Israel can deal with Russian supply of S-300 missiles to Syria
Analysis: Moscow’s announcement that it will consider selling Assad long range surface-to-air missile systems should be taken seriously, but America's and Israel's knowledge of the system’s features has made it possible for Western countries to develop ways of disrupting and neutralizing its abilities.
It should be taken seriously not only because the Russians want a painful retaliation against the American, Western and Israeli forces in the region, but primarily because the Russians have a habit of using every situation to increase their foreign currency incomes at the expense of their allies’ distress.
The S-300 system is more efficient and advanced than any other antiaircraft system the Syrians have today. It can intercept not only aircraft but also ballistic missiles and possibly even cruise missiles at ranges higher than 150 kilometers and at a high altitude.
Syria has been trying to buy these missiles from Russia for a long time, and the Iranians have been willing to fund the deal, but Russia has avoided selling the missiles to Syria due to Israeli and American pressure.
Moreover, up until three years ago Russia avoided delivering the S-300 system to Iran, although Tehran had signed an agreement to purchase the missiles more than 10 years ago. The sale was executed only after the nuclear deal was signed, but over the years the system became obsolete. It has been sold to more than 20 countries across the world, and its technological components and the frequencies in which it operates are well-known in the world.

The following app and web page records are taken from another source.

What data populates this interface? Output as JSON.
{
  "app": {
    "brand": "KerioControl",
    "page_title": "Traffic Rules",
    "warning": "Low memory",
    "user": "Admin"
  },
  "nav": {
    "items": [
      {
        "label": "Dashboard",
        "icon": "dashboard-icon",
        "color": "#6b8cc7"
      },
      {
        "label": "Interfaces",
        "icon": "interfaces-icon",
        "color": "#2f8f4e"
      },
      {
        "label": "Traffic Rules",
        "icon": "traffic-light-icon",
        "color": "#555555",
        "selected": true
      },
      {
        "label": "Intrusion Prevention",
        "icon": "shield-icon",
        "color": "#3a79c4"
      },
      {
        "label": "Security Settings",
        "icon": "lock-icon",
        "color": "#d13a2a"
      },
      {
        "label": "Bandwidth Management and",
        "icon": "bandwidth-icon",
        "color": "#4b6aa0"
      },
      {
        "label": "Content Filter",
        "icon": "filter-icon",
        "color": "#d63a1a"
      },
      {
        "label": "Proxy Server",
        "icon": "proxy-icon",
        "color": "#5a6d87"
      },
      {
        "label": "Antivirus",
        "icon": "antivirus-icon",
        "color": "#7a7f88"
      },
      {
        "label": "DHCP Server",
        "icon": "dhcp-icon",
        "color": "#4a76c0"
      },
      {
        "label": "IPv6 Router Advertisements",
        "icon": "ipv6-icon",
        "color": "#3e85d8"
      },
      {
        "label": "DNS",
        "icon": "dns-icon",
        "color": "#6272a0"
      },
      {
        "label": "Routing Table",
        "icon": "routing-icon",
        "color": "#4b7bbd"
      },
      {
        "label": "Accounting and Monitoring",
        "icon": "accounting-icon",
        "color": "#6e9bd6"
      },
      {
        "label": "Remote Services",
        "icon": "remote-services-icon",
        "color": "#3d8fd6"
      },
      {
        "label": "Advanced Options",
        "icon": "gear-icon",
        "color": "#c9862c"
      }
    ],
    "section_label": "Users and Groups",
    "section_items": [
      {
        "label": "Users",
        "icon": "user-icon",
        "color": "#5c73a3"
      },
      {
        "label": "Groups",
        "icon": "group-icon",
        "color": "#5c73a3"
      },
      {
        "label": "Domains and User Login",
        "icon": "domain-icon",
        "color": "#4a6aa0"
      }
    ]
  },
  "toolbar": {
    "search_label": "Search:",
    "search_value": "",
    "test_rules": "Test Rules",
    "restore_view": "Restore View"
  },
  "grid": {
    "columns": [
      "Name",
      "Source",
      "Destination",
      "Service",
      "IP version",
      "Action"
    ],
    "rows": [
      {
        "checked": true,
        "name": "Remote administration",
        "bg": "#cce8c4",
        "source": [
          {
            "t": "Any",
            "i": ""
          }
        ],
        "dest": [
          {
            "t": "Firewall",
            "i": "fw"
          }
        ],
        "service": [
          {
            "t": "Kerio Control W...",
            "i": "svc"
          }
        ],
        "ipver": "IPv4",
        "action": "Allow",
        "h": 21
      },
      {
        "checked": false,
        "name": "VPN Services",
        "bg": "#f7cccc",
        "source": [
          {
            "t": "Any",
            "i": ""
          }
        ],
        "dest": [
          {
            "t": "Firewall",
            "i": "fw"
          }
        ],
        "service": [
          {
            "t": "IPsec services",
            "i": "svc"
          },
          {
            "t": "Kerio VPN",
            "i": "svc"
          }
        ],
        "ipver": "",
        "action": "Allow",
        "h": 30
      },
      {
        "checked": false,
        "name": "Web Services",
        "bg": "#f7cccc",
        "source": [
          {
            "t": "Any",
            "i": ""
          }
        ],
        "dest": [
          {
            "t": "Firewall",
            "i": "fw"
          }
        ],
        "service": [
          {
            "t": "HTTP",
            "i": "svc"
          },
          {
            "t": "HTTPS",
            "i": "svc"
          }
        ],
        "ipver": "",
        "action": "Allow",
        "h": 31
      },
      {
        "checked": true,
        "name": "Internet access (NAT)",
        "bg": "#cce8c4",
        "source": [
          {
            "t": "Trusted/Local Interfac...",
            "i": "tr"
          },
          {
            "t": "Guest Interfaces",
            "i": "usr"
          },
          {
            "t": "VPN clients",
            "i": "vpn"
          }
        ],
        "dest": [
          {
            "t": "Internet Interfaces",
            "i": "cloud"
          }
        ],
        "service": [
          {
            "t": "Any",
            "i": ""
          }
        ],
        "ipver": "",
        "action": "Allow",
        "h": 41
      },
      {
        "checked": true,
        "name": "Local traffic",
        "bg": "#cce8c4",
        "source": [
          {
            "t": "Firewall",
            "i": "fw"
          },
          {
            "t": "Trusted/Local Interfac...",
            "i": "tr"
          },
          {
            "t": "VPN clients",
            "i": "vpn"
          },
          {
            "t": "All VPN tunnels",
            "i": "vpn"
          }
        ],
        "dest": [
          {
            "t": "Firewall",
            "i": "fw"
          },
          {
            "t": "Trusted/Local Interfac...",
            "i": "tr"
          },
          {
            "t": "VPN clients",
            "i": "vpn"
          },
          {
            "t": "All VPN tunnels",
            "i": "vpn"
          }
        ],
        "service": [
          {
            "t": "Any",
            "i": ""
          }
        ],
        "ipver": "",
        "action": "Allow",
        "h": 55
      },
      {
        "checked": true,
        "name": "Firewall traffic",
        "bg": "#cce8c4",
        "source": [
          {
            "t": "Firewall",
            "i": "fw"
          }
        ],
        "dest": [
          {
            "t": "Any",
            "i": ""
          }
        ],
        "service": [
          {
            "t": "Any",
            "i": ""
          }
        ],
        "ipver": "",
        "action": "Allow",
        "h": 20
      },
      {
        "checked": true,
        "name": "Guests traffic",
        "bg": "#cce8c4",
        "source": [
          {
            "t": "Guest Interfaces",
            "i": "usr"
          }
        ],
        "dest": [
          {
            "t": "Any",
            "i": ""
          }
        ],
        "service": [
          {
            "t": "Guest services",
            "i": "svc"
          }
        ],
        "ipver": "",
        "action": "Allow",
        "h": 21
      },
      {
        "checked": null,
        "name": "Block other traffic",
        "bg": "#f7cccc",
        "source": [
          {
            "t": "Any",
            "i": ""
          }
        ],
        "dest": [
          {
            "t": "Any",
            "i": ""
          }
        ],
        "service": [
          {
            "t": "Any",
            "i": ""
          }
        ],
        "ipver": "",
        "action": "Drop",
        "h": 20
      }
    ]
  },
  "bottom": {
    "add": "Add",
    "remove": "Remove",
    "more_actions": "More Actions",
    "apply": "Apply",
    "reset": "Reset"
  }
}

Furthermore, it’s a large system which cannot be easily hidden or moved. So although the Russians have upgraded the system several times in recent years, it is no longer seen as a threat that cannot be overcome, as it was more than 10 years ago.
The Americans’ intimate knowledge of the system’s features, and likely the Israelis’ knowledge too, has made it possible for Western countries to develop ways of disrupting and neutralizing the system’s abilities.
Nevertheless, the S-300 system should be treated cautiously if it does reach Syria, as it has the potential of threatening civil and military aviation in the State of Israel and in Jordan. The Syrians’ possession of this system would require caution procedures and preventive measures which we have hardly had to take so far.
The Syrians will likely ask the Iranians to fund the purchase of the S-300 system. Both Greece and Cyprus own the older model of this system. It’s an expensive system, and the Russians will likely make a significant profit from selling it to the Syrians. But the training of Syrian operators will take a long time, and the Russians may discover that they made a mistake—if, for example, the Syrians use this system against Israel Air Force planes and if Israel destroys the S-300 in retaliation. That would spoil the Russian arms industry’s reputation, which isn’t something the Russians want. Nor do they want to operate this system themselves for the Syrians in subcontracting deal, which would be very risky too.
The bottom line is that the Russians will likely try to sell the S-300 to Syria, but they won’t rush into it and they won’t sell them the newest model. That way, if the system is damaged while the Syrians are using it, they will be able to say that they aren’t concerned as it isn’t the newest model.
In any event, as Syrian President Bashar Assad has no money, the Russians and Iranians will have to share the financial burden of purchasing the system, which costs hundreds of millions of dollars. Israel will have to prepare and ensure that it has the means to neutralize the threat.